Since the performances are largely the same (equally wonderful, that is), the difference comes down to the performance space -  a popular museum vs a small concert hall. From that statement, one would likely assume that I'm referring to the acoustics of the rooms, which is partially correct. The sounds do resonate quite differently here. In the, what I assume to be, large open room at MoMAG, the notes of the piano and tubes rang beautifully, with long gentle decays. At Ftarri, they sound momentary and immediate, fading out as instantly as they began. This isn't necessarily good or bad, but it is important when understanding the main difference: the true difference between the two rooms.

If you haven't guessed it yet, I'm referring to the sounds of the room themselves. In the MoMAG, the environment is loud – there's people conversing in the distance, footsteps, children, air conditioning. This was one of my favorite things about the original Scores recording. The world felt like a beautiful backdrop, like a near-silent orchestra giving life and meaning to the soloists. And that was just what made it special – although the performance was pre-written and meticulous, the world was alive and completely improvised. At Ftarri, things are much more quiet and respectful. All we hear is the sound of a relatively small group of adults sitting quietly, listening and paying attention to the same thing as us. In the occasionally sparse waits between sounds, we hear nothing. This is where the lack of natural reverberation becomes important – because of it, the music is even more sparse than before.

So, the difference between the two recordings is largely conceptual. There are slight differences in the performances, most notably in Ura's drum performances (which I assume to be largely improvised), but the differences will likely go unnoticed on initial listens.

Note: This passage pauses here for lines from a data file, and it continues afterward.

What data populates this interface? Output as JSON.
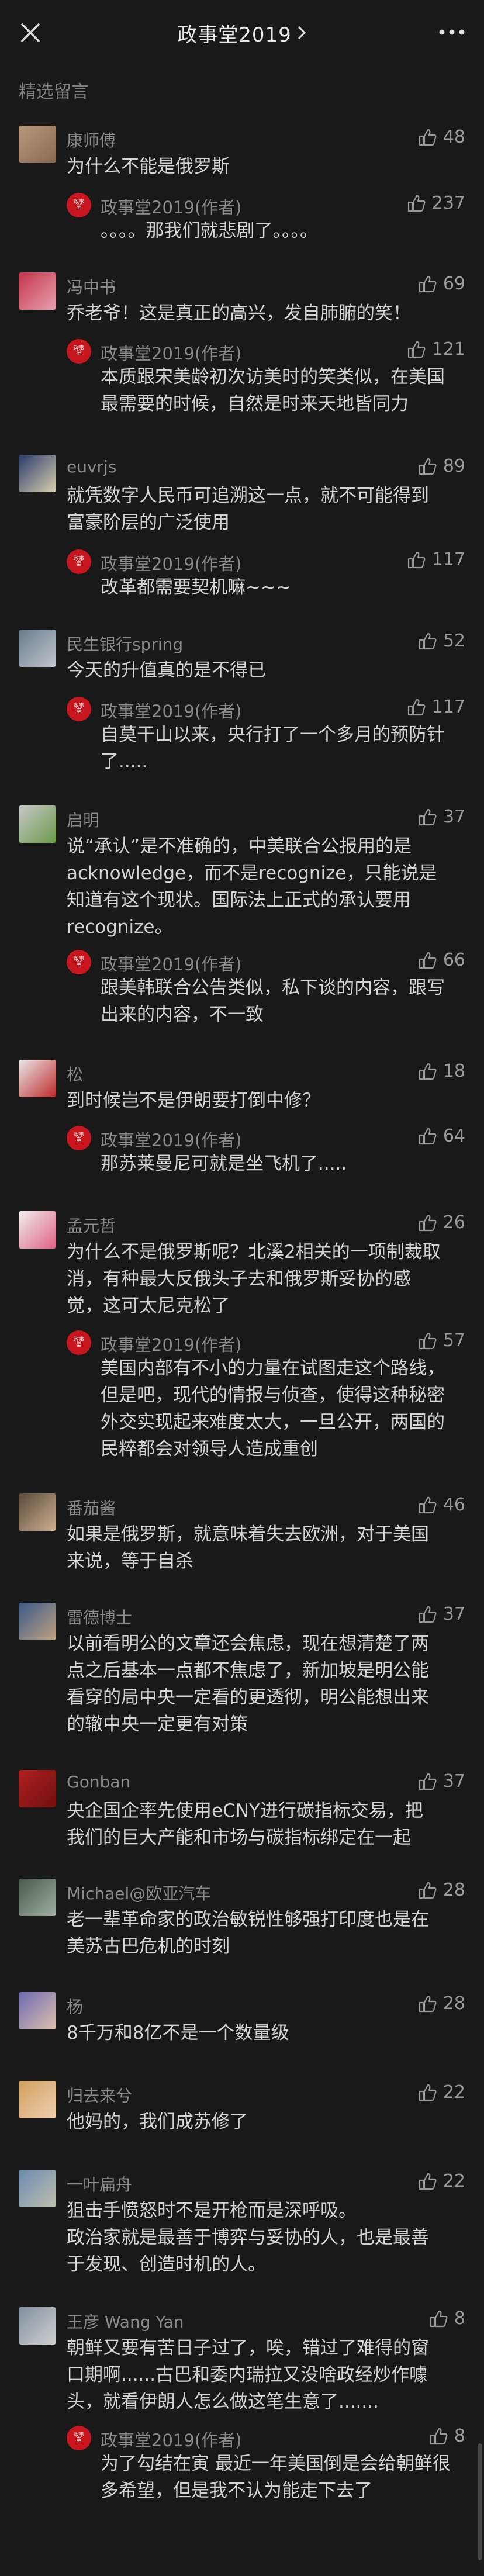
{
  "header": {
    "title": "政事堂2019",
    "close_icon": "close-icon",
    "more_icon": "more-icon"
  },
  "section_label": "精选留言",
  "colors": {
    "background": "#191919",
    "reply_badge": "#c8161e",
    "text": "#d4d4d4",
    "muted": "#8a8a8a"
  },
  "comments": [
    {
      "user": "康师傅",
      "likes": "48",
      "text": "为什么不能是俄罗斯",
      "reply": {
        "author": "政事堂2019(作者)",
        "likes": "237",
        "text": "。。。。那我们就悲剧了。。。。"
      }
    },
    {
      "user": "冯中书",
      "likes": "69",
      "text": "乔老爷！这是真正的高兴，发自肺腑的笑！",
      "reply": {
        "author": "政事堂2019(作者)",
        "likes": "121",
        "text": "本质跟宋美龄初次访美时的笑类似，在美国最需要的时候，自然是时来天地皆同力"
      }
    },
    {
      "user": "euvrjs",
      "likes": "89",
      "text": "就凭数字人民币可追溯这一点，就不可能得到富豪阶层的广泛使用",
      "reply": {
        "author": "政事堂2019(作者)",
        "likes": "117",
        "text": "改革都需要契机嘛~~~"
      }
    },
    {
      "user": "民生银行spring",
      "likes": "52",
      "text": "今天的升值真的是不得已",
      "reply": {
        "author": "政事堂2019(作者)",
        "likes": "117",
        "text": "自莫干山以来，央行打了一个多月的预防针了....."
      }
    },
    {
      "user": "启明",
      "likes": "37",
      "text": "说“承认”是不准确的，中美联合公报用的是acknowledge，而不是recognize，只能说是知道有这个现状。国际法上正式的承认要用recognize。",
      "reply": {
        "author": "政事堂2019(作者)",
        "likes": "66",
        "text": "跟美韩联合公告类似，私下谈的内容，跟写出来的内容，不一致"
      }
    },
    {
      "user": "松",
      "likes": "18",
      "text": "到时候岂不是伊朗要打倒中修？",
      "reply": {
        "author": "政事堂2019(作者)",
        "likes": "64",
        "text": "那苏莱曼尼可就是坐飞机了....."
      }
    },
    {
      "user": "孟元哲",
      "likes": "26",
      "text": "为什么不是俄罗斯呢？北溪2相关的一项制裁取消，有种最大反俄头子去和俄罗斯妥协的感觉，这可太尼克松了",
      "reply": {
        "author": "政事堂2019(作者)",
        "likes": "57",
        "text": "美国内部有不小的力量在试图走这个路线，但是吧，现代的情报与侦查，使得这种秘密外交实现起来难度太大，一旦公开，两国的民粹都会对领导人造成重创"
      }
    },
    {
      "user": "番茄酱",
      "likes": "46",
      "text": "如果是俄罗斯，就意味着失去欧洲，对于美国来说，等于自杀"
    },
    {
      "user": "雷德博士",
      "likes": "37",
      "text": "以前看明公的文章还会焦虑，现在想清楚了两点之后基本一点都不焦虑了，新加坡是明公能看穿的局中央一定看的更透彻，明公能想出来的辙中央一定更有对策"
    },
    {
      "user": "Gonban",
      "likes": "37",
      "text": "央企国企率先使用eCNY进行碳指标交易，把我们的巨大产能和市场与碳指标绑定在一起"
    },
    {
      "user": "Michael@欧亚汽车",
      "likes": "28",
      "text": "老一辈革命家的政治敏锐性够强打印度也是在美苏古巴危机的时刻"
    },
    {
      "user": "杨",
      "likes": "28",
      "text": "8千万和8亿不是一个数量级"
    },
    {
      "user": "归去来兮",
      "likes": "22",
      "text": "他妈的，我们成苏修了"
    },
    {
      "user": "一叶扁舟",
      "likes": "22",
      "text": "狙击手愤怒时不是开枪而是深呼吸。\n政治家就是最善于博弈与妥协的人，也是最善于发现、创造时机的人。"
    },
    {
      "user": "王彦 Wang Yan",
      "likes": "8",
      "text": "朝鲜又要有苦日子过了，唉，错过了难得的窗口期啊......古巴和委内瑞拉又没啥政经炒作噱头，就看伊朗人怎么做这笔生意了.......",
      "reply": {
        "author": "政事堂2019(作者)",
        "likes": "8",
        "text": "为了勾结在寅 最近一年美国倒是会给朝鲜很多希望，但是我不认为能走下去了"
      }
    }
  ]
}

So, if the difference between the two is so slight and conceptual, is it really worthwhile to release both? To me, the answer is yes. I find it very interesting that even though the differences are so subtle, the emotional difference is huge. The original Scores felt meditative, it was like a one-hour slice of bliss. Scores at Ftarri largely leaves me confused, much in the vein of the other releases in the Fifth Anniversary series. I spend much more time paying attention to the nuances of the score here and how things evolve, while on the original I often took things in more superficially.

Although I enjoyed listening to this and have to decided it to be a worthwhile release, the harder question is if I should actually recommend this. The short answer is no. I think that there are exactly two reasons to buy Scores at Ftarri: You're a big fan of the original Scores, like myself, and enjoy taking in music conceptually; or you're a new listener and the original Scores is sold out, but this isn't. If you've made it this far into the review and you haven't heard either recording, I very highly recommend you look into the original Scores. It's simply some of the most beautiful, powerful, and contemplative avant-garde music to be released in recent years. Even if you're unsure about this style of music, I'm still convinced that you'll find it to be a treat.